Ball’s reputation as a shrewd negotiator and smart administrator shouldn’t go unmentioned. John Schneider might be the best talent evaluator in the league, but the Seahawks have been facing a looming cap bubble.
Part of John Dorsey’s exit in Kansas City likely had to do with his inability to manage the cap, as he reportedly didn’t even have much interest in dealing with that side of the front office role.
Both men are extraordinary are identifying talent, but it’s the Packers, with the help of Ball, who have managed the cap as well as any team in football over Thompson’s tenure in Green Bay.
It’s not a throw-away skill.
But here’s where the rubber meets 1265 Lombardi for the Packers: if they promote Ball, Wolf and Gutekunst both likely leave within a year or two, leaving the cupboard bare in the Green Bay front office and a head man without a personnel background.
If they promote Wolf/Gutekunst, it’s likely the other will make his exit.
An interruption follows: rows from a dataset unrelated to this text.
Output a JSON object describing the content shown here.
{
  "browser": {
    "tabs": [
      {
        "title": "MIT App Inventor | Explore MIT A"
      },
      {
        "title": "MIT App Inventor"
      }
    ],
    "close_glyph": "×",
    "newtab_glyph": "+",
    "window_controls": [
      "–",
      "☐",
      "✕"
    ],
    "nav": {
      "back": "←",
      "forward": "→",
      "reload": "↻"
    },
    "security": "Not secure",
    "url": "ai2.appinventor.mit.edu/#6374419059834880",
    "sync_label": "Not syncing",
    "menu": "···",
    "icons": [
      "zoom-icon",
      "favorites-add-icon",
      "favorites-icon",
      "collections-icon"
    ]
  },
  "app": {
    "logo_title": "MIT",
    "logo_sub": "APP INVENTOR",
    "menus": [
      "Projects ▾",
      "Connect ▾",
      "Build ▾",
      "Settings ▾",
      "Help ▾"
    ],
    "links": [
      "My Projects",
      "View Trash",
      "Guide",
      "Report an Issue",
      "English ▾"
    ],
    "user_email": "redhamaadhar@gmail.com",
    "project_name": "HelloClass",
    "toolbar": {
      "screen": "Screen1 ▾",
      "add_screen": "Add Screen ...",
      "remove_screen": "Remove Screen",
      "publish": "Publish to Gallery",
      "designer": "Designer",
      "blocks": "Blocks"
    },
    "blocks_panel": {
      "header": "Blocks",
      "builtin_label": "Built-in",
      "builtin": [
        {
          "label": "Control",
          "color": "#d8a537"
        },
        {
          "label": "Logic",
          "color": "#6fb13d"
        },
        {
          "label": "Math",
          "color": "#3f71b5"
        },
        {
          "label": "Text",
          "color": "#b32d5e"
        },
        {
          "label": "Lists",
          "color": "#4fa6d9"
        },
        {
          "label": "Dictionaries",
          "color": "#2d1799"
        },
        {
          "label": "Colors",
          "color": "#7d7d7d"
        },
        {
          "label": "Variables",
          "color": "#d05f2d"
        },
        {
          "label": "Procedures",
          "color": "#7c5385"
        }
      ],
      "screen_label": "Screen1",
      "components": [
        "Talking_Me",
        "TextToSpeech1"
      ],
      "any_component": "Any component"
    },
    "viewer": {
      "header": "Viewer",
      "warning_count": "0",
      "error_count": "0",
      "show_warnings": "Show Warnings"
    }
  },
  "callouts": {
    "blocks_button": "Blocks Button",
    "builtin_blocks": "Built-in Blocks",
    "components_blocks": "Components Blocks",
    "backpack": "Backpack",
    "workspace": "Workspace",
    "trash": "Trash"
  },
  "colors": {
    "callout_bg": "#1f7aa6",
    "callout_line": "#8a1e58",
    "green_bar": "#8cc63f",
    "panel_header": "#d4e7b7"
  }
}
However, the Packers would likely also be able to retain Ball who, as I mentioned earlier, isn’t a hot GM candidate and who, without a background as a scout, isn’t likely to become one.
The decision comes down to whichever skillset the Packers deem most valuable. If they view the scouting aspect as more replaceable — Green Bay has the most consistent scouting infrastructure in the sport — they could believe Ball makes the most sense.
That doesn’t come without its own inherent risk. When the top lieutenants to Ted Thompson left, at the very least, the team still had Thompson’s superlative instincts to fall back on. Relying on a new GM without those skills — at least that we know of — would mean also relying on him to keep the front office stocked with ultra-talented scouts and evaluators, which adds a layer of risk that wouldn’t exist should they pick a former scout for the head post.
Michael Cohen reported last offseason that Ball was trying to add talent evaluation and scouting to his repertoire by sitting in on scouting meetings.
But it’s lines like this one from Cohen’s story that really pop:
The idea of Ball as a general manager is one that surfaced repeatedly during the reporting of this story. A number of former coaches believed he has earned the opportunity, and roughly 80% of the agents interviewed by the Journal Sentinel agreed.
Perhaps, Ball’s status as a respected figure around the league has been obscured by his ... well, obscurity.
Perhaps Ball is the straw the stirs the drink in the Packers front office and even just a competent set of scouts set up Green Bay well for the future because Ball is a tireless worker and as respected a financial mind as there is in the business.
But that is part of the calculation here.
Is there a greater risk of leaving him standing around with no experienced personnel people, or of being able to keep him should Wolf/Gutekunst get the head job?
We can’t know the answer. That’s what Mark Murphy has to figure out.
Furthermore, we don’t know if any of these three perceived quality candidates will be as good as Ted Thompson, who we do know for sure is good at his job. Picking any of them represents risk. From the outside, there’s no way to assess who would be the best fit at the position. We don’t know if Wolf should be the pick over Gutekunst, or if the Packers have a stable of rising star scouts to fill their spots should they move on.
It’s worth noting the only front office man’s job credentials we can assess outside of Thompson is Ball, and his success can’t be understated. Green Bay consistently pays under market for their players and has managed the cap exceedingly well.
We know Ball can handle that part of the job.
Is that enough to risk losing well thought of talent evaluators? It’s a question only Mark Murphy can answer, because he’s the only one with enough information to answer it.